**Excerpted data**.
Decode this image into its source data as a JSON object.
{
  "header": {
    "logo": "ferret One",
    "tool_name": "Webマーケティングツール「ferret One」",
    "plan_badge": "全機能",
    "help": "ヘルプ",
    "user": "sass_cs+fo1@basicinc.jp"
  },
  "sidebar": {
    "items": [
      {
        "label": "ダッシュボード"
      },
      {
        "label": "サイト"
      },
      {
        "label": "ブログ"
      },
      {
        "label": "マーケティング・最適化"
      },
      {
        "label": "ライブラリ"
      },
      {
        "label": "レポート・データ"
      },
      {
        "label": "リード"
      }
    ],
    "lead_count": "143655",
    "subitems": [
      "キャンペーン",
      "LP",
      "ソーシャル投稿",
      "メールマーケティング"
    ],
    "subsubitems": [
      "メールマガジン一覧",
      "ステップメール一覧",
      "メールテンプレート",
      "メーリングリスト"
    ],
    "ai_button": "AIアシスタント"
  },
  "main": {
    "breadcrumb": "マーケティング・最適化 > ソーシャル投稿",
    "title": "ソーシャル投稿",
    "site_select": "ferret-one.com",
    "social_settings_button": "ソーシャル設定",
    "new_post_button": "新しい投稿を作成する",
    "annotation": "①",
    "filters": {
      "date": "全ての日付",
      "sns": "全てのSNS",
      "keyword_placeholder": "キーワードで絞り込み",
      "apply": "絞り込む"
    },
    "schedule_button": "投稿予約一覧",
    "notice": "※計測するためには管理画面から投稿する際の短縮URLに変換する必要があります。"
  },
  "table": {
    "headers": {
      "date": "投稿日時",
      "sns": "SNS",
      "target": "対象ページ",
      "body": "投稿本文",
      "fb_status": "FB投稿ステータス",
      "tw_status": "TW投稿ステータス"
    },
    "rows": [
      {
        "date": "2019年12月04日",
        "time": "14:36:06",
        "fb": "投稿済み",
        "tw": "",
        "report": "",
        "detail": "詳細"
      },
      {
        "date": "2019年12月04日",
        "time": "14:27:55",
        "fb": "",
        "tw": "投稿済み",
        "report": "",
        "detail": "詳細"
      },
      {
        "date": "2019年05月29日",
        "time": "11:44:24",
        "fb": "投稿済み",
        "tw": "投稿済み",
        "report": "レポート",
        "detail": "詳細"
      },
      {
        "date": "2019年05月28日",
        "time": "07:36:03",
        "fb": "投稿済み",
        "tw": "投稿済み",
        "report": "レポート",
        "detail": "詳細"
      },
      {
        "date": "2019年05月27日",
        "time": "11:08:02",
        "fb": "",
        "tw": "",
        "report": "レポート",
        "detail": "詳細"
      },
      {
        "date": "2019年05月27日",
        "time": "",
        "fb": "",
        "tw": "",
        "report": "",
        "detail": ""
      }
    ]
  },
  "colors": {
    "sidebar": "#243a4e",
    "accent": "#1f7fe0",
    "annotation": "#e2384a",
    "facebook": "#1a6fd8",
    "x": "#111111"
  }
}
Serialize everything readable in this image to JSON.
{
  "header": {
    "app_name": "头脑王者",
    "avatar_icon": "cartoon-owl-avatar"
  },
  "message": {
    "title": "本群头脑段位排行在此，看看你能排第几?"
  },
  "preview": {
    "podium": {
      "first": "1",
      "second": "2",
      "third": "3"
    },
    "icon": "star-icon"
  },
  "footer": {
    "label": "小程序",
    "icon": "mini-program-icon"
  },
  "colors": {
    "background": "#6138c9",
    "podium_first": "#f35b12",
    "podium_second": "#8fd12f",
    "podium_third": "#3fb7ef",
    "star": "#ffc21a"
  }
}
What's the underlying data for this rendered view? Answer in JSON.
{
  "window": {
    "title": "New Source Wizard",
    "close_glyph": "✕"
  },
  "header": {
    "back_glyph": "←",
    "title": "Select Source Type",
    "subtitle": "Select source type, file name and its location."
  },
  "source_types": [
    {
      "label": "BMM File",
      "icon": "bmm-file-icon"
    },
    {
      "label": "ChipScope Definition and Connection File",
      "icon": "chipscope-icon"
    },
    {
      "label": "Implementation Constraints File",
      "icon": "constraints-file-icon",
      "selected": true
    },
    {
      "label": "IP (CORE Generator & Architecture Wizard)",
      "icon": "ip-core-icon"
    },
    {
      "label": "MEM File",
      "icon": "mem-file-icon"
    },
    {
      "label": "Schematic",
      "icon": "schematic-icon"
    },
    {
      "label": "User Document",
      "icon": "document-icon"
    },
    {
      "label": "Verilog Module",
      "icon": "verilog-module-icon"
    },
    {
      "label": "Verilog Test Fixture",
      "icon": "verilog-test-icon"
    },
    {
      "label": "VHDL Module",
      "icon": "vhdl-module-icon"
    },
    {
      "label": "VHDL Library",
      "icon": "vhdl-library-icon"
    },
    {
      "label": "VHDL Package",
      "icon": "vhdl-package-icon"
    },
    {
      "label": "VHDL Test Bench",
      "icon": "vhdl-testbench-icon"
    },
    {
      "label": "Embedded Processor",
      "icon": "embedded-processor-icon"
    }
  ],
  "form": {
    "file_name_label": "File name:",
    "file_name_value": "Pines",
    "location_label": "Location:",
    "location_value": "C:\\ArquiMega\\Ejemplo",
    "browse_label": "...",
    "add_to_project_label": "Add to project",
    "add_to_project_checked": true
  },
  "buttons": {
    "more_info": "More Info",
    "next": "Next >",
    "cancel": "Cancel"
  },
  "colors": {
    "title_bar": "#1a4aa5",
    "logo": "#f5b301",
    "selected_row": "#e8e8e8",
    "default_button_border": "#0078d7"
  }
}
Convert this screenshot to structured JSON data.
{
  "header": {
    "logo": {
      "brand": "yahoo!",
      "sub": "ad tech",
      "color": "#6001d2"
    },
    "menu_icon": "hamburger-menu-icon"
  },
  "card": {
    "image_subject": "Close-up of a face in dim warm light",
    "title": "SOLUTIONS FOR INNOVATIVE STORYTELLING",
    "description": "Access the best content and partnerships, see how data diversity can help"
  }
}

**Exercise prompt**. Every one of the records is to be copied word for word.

**Task output**.
Decode this image into its source data as a JSON object.
{
  "header": {
    "logo": "ferret One",
    "tool_name": "Webマーケティングツール「ferret One」",
    "plan_badge": "全機能",
    "help": "ヘルプ",
    "user": "sass_cs+fo1@basicinc.jp"
  },
  "sidebar": {
    "items": [
      {
        "label": "ダッシュボード"
      },
      {
        "label": "サイト"
      },
      {
        "label": "ブログ"
      },
      {
        "label": "マーケティング・最適化"
      },
      {
        "label": "ライブラリ"
      },
      {
        "label": "レポート・データ"
      },
      {
        "label": "リード"
      }
    ],
    "lead_count": "143655",
    "subitems": [
      "キャンペーン",
      "LP",
      "ソーシャル投稿",
      "メールマーケティング"
    ],
    "subsubitems": [
      "メールマガジン一覧",
      "ステップメール一覧",
      "メールテンプレート",
      "メーリングリスト"
    ],
    "ai_button": "AIアシスタント"
  },
  "main": {
    "breadcrumb": "マーケティング・最適化 > ソーシャル投稿",
    "title": "ソーシャル投稿",
    "site_select": "ferret-one.com",
    "social_settings_button": "ソーシャル設定",
    "new_post_button": "新しい投稿を作成する",
    "annotation": "①",
    "filters": {
      "date": "全ての日付",
      "sns": "全てのSNS",
      "keyword_placeholder": "キーワードで絞り込み",
      "apply": "絞り込む"
    },
    "schedule_button": "投稿予約一覧",
    "notice": "※計測するためには管理画面から投稿する際の短縮URLに変換する必要があります。"
  },
  "table": {
    "headers": {
      "date": "投稿日時",
      "sns": "SNS",
      "target": "対象ページ",
      "body": "投稿本文",
      "fb_status": "FB投稿ステータス",
      "tw_status": "TW投稿ステータス"
    },
    "rows": [
      {
        "date": "2019年12月04日",
        "time": "14:36:06",
        "fb": "投稿済み",
        "tw": "",
        "report": "",
        "detail": "詳細"
      },
      {
        "date": "2019年12月04日",
        "time": "14:27:55",
        "fb": "",
        "tw": "投稿済み",
        "report": "",
        "detail": "詳細"
      },
      {
        "date": "2019年05月29日",
        "time": "11:44:24",
        "fb": "投稿済み",
        "tw": "投稿済み",
        "report": "レポート",
        "detail": "詳細"
      },
      {
        "date": "2019年05月28日",
        "time": "07:36:03",
        "fb": "投稿済み",
        "tw": "投稿済み",
        "report": "レポート",
        "detail": "詳細"
      },
      {
        "date": "2019年05月27日",
        "time": "11:08:02",
        "fb": "",
        "tw": "",
        "report": "レポート",
        "detail": "詳細"
      },
      {
        "date": "2019年05月27日",
        "time": "",
        "fb": "",
        "tw": "",
        "report": "",
        "detail": ""
      }
    ]
  },
  "colors": {
    "sidebar": "#243a4e",
    "accent": "#1f7fe0",
    "annotation": "#e2384a",
    "facebook": "#1a6fd8",
    "x": "#111111"
  }
}
Serialize everything readable in this image to JSON.
{
  "header": {
    "app_name": "头脑王者",
    "avatar_icon": "cartoon-owl-avatar"
  },
  "message": {
    "title": "本群头脑段位排行在此，看看你能排第几?"
  },
  "preview": {
    "podium": {
      "first": "1",
      "second": "2",
      "third": "3"
    },
    "icon": "star-icon"
  },
  "footer": {
    "label": "小程序",
    "icon": "mini-program-icon"
  },
  "colors": {
    "background": "#6138c9",
    "podium_first": "#f35b12",
    "podium_second": "#8fd12f",
    "podium_third": "#3fb7ef",
    "star": "#ffc21a"
  }
}
What's the underlying data for this rendered view? Answer in JSON.
{
  "window": {
    "title": "New Source Wizard",
    "close_glyph": "✕"
  },
  "header": {
    "back_glyph": "←",
    "title": "Select Source Type",
    "subtitle": "Select source type, file name and its location."
  },
  "source_types": [
    {
      "label": "BMM File",
      "icon": "bmm-file-icon"
    },
    {
      "label": "ChipScope Definition and Connection File",
      "icon": "chipscope-icon"
    },
    {
      "label": "Implementation Constraints File",
      "icon": "constraints-file-icon",
      "selected": true
    },
    {
      "label": "IP (CORE Generator & Architecture Wizard)",
      "icon": "ip-core-icon"
    },
    {
      "label": "MEM File",
      "icon": "mem-file-icon"
    },
    {
      "label": "Schematic",
      "icon": "schematic-icon"
    },
    {
      "label": "User Document",
      "icon": "document-icon"
    },
    {
      "label": "Verilog Module",
      "icon": "verilog-module-icon"
    },
    {
      "label": "Verilog Test Fixture",
      "icon": "verilog-test-icon"
    },
    {
      "label": "VHDL Module",
      "icon": "vhdl-module-icon"
    },
    {
      "label": "VHDL Library",
      "icon": "vhdl-library-icon"
    },
    {
      "label": "VHDL Package",
      "icon": "vhdl-package-icon"
    },
    {
      "label": "VHDL Test Bench",
      "icon": "vhdl-testbench-icon"
    },
    {
      "label": "Embedded Processor",
      "icon": "embedded-processor-icon"
    }
  ],
  "form": {
    "file_name_label": "File name:",
    "file_name_value": "Pines",
    "location_label": "Location:",
    "location_value": "C:\\ArquiMega\\Ejemplo",
    "browse_label": "...",
    "add_to_project_label": "Add to project",
    "add_to_project_checked": true
  },
  "buttons": {
    "more_info": "More Info",
    "next": "Next >",
    "cancel": "Cancel"
  },
  "colors": {
    "title_bar": "#1a4aa5",
    "logo": "#f5b301",
    "selected_row": "#e8e8e8",
    "default_button_border": "#0078d7"
  }
}
Convert this screenshot to structured JSON data.
{
  "header": {
    "logo": {
      "brand": "yahoo!",
      "sub": "ad tech",
      "color": "#6001d2"
    },
    "menu_icon": "hamburger-menu-icon"
  },
  "card": {
    "image_subject": "Close-up of a face in dim warm light",
    "title": "SOLUTIONS FOR INNOVATIVE STORYTELLING",
    "description": "Access the best content and partnerships, see how data diversity can help"
  }
}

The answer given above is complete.